@SGTGrit @JFMcNamara @Caius The national debt isn't a problem.  The U.S. isn't near default.  It will just affect the exchange rate. 


You dont understand trade deficits.  Google Milton Friedman and watch one of his talks about it.  


We would fare worse in a trade war because of price inflation.  We import a lot of goods, so a reciprocal tariff would raise prices here on just about everything.  25% more for groceries, cars, clothes, everything.  The poor and middle class would get killed.

SGTGrit
SGTGrit

@JFMcNamara @SGTGrit @Caius  Evidently, you don't understand economics and the problem of foreign countries like China financing our national debt.

JFMcNamara
JFMcNamara

@SGTGrit @JFMcNamara @Caius I have already explained it, but here it is in simpler terms.


China is an exporter nation.In order to sell their good to the U.S.  they need their currency to be weak in comparison to the dollar.  To do that, they hold a massive amount of U.S. debt.


China cant recall the debt they own, because that would crash the dollar.  If the dollar crashes, then export prices would rise and U.S. citizens would face higher prices and buy American.  That would crash the Chinese economy.


China is extremely poor, so they would never, ever do that.


What am I missing?

HDB0329
HDB0329

....if Trump were really interested in bringing manufacturing back to the US, he'd find a way to link education to the manufacturing sector. Tim Cook said this when asked why he doesn't do more manufacturing in the US: "I can place the tool and die manufacturers in the US in a hotel ballroom; I can place the tool and die manufacturers in China on a football field!"


5-to-1...Orange Julius doesn't see this.......


Kyle -- you are on point......

Caius
Caius

Nice column Kyle.  Important column as is the Bloomberg piece.

But we are being asked to blame ourselves rather than the Mexicans. That is not going to go over to well with many.


Note: what is the cost per vehicle of healthcare for production workers in Mexico and the US?


bu22
bu22

@Caius Well the tool and die manufacturers have to import their steel from China, adding to their costs.  The US allowed China to sell steel below production cost which drove US Steel producers out of business.

JFMcNamara
JFMcNamara

Milton Freidman would be proud.  Nicely written, but probably over the heads of the people that it needs to reach.

Tiberius Constitutionus
Tiberius Constitutionus

Trade agreements will probably remain much as they are now. Trump will be too busy tweeting insults to his enemies.

Pablo1885
Pablo1885

Overall a thought-provoking article, but I can't agree with this assertion: "That’s why the cars you see built in Mexico and shipped to the U.S. are models that are overwhelmingly exported elsewhere, with a relatively small number shipped back here"

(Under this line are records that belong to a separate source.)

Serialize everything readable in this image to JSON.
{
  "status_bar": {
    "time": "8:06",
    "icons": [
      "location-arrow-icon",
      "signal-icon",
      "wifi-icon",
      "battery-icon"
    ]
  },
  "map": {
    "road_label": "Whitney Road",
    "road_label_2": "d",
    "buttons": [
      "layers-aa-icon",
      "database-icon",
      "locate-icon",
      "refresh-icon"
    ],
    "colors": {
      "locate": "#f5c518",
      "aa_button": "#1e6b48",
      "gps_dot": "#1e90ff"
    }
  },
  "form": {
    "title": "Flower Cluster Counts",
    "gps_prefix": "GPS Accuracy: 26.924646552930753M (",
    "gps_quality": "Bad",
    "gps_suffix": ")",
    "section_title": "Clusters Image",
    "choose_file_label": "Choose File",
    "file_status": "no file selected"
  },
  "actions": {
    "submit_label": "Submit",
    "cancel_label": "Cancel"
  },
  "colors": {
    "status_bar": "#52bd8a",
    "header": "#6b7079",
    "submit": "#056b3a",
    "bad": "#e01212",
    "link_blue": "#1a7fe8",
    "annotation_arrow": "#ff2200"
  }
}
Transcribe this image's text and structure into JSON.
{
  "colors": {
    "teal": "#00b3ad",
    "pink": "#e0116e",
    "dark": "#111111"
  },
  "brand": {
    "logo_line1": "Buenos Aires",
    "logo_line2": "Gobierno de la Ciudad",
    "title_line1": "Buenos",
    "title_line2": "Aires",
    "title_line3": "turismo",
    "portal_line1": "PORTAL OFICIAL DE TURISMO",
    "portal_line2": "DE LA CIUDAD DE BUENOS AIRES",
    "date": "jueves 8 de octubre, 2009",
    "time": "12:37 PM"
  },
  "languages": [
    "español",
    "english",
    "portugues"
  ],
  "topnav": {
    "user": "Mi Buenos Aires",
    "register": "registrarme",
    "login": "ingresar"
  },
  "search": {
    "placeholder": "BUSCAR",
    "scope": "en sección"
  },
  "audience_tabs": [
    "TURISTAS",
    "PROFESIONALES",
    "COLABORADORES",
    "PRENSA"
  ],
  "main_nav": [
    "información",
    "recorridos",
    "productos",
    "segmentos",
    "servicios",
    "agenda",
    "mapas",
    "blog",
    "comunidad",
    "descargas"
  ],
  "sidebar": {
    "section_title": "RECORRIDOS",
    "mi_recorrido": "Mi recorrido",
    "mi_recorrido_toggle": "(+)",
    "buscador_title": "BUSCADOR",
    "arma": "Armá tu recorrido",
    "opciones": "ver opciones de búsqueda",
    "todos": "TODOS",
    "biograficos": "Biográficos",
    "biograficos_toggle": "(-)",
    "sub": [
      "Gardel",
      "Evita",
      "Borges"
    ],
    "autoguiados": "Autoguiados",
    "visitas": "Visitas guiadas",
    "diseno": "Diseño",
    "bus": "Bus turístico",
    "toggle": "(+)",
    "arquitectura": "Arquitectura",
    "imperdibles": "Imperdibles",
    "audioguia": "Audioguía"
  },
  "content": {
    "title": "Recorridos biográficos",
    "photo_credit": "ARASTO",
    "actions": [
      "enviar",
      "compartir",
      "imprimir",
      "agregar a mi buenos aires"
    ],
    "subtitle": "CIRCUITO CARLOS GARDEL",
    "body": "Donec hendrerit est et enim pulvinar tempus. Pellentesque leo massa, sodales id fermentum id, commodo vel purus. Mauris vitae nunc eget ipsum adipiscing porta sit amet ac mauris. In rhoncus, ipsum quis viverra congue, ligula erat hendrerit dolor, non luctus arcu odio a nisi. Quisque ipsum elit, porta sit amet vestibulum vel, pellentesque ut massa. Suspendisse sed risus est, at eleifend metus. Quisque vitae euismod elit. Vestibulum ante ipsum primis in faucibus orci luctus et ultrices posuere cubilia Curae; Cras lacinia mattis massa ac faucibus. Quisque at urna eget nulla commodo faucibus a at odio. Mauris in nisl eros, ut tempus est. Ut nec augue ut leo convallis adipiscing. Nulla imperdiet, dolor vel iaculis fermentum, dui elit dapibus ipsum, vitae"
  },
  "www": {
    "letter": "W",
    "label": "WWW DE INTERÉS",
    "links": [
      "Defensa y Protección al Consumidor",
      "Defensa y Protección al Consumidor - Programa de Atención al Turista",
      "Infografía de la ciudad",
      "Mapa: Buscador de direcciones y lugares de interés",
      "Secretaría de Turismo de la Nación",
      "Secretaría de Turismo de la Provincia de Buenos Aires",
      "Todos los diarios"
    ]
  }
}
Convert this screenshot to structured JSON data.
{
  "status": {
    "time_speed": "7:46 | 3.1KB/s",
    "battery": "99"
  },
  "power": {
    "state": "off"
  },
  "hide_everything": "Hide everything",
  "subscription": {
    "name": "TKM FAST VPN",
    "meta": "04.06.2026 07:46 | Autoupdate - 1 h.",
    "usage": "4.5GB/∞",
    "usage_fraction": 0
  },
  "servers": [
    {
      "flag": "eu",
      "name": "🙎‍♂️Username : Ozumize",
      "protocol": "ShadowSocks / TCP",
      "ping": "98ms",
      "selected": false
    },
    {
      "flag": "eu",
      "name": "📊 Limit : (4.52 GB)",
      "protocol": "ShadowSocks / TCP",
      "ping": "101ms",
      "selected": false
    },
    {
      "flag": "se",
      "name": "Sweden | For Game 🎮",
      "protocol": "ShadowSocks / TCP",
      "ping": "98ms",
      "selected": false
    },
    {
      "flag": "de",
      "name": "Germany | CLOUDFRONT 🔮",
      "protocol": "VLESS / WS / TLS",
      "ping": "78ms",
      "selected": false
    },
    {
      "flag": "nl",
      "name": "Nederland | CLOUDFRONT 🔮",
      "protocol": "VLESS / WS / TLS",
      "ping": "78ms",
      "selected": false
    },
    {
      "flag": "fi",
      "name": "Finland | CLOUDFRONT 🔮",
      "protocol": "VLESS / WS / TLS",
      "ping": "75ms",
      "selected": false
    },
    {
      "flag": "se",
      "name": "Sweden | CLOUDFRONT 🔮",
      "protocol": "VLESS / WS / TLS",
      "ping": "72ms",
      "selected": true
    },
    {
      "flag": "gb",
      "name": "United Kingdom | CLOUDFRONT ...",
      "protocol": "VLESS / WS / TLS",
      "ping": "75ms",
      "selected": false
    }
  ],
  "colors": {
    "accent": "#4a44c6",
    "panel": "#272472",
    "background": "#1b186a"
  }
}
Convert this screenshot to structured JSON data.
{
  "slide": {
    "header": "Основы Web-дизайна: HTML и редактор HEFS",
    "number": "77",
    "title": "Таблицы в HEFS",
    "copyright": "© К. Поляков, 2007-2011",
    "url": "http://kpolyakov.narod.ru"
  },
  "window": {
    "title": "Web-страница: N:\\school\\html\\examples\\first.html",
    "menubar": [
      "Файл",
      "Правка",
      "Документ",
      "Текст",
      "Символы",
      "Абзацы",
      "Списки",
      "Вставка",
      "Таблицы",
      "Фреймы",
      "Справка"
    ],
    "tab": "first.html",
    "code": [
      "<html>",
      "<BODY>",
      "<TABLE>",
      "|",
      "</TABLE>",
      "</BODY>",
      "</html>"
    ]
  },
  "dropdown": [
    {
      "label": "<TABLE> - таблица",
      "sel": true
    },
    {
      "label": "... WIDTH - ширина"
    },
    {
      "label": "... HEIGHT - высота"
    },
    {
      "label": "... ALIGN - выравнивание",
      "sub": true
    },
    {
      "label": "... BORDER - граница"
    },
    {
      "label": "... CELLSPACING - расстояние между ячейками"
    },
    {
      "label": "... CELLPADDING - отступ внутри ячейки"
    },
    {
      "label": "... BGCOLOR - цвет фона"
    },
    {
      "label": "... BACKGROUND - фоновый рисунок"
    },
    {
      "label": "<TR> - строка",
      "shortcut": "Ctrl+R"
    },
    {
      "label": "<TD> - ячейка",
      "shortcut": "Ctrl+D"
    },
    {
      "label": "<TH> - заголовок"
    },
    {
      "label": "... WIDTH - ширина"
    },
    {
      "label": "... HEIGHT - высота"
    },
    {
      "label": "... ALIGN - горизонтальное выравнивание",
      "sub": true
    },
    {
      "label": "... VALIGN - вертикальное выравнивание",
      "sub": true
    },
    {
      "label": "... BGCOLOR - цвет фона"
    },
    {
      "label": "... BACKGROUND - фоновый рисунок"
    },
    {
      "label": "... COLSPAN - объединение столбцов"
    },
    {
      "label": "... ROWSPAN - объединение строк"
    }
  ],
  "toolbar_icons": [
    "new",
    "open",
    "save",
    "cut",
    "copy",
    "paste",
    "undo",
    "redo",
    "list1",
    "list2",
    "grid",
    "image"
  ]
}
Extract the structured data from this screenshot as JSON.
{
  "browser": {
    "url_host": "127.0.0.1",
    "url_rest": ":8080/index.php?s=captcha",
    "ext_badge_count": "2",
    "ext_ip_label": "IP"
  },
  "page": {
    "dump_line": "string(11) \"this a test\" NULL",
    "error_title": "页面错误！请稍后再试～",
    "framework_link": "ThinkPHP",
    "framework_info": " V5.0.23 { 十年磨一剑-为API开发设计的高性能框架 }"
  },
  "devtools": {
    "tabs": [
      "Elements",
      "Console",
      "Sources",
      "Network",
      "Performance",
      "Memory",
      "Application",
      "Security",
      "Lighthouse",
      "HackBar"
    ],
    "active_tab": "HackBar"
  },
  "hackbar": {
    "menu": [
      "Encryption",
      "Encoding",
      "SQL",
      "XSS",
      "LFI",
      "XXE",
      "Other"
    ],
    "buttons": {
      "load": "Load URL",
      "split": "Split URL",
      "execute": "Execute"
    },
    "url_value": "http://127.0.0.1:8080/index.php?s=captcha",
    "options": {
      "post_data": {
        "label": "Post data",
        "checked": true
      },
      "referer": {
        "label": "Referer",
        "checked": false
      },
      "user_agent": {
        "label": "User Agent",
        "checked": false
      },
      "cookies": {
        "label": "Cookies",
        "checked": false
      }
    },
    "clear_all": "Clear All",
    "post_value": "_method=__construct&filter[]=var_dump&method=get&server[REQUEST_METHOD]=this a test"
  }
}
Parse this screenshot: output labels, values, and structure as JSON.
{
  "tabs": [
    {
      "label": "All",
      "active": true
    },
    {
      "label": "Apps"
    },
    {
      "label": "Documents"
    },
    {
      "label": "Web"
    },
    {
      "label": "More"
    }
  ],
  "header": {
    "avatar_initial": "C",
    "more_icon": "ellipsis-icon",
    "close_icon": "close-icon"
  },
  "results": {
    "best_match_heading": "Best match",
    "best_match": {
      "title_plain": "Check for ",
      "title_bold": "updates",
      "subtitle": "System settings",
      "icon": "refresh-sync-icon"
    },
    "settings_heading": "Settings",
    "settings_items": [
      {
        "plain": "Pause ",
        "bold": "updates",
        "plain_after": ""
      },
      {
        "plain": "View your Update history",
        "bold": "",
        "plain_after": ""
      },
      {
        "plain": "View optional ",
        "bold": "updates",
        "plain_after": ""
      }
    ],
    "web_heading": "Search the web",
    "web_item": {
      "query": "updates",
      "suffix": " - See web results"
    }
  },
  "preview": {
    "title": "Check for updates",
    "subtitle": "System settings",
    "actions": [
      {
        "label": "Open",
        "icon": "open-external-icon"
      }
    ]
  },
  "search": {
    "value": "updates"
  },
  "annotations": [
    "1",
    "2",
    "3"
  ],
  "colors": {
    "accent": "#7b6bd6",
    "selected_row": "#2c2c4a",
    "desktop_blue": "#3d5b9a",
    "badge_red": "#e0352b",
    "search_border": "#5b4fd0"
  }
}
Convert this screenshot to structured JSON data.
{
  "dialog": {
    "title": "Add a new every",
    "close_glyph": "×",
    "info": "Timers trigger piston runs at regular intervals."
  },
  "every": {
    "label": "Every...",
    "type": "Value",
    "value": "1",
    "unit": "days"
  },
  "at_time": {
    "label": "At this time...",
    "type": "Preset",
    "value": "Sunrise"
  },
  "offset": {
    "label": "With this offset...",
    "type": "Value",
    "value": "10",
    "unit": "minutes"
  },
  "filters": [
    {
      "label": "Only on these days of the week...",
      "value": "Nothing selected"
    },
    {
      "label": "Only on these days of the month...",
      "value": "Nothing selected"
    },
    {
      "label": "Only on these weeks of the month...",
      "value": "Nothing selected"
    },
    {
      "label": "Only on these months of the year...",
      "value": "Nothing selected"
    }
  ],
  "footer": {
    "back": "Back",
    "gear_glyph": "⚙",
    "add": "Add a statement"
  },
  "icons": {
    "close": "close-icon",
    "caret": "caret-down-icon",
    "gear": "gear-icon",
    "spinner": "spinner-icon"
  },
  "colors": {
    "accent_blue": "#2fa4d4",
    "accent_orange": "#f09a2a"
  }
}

In fact, more than 70% of Mexican auto exports go to the US.

Kyle_Wingfield
Kyle_Wingfield moderator

@Pablo1885 Aargh, I left out "increasingly." This is increasingly true, as new plants for new model lines are built in Mexico.

McGarnagle
McGarnagle

All the stats and facts in the world will not convince Trump. He is adamant to bring a few labor jobs to the US in return for the overall health of our economy. 


The article is part of the intellectuals and elitist who know nothing. Their words fall on deaf ears.

ESalden
ESalden

David Welch and Dave Merrill (and Kyle) are right, but the truth will be difficult for Trump’s supporters to swallow.

MarkVV
MarkVV

The best Kyle's column I have seen in a long time.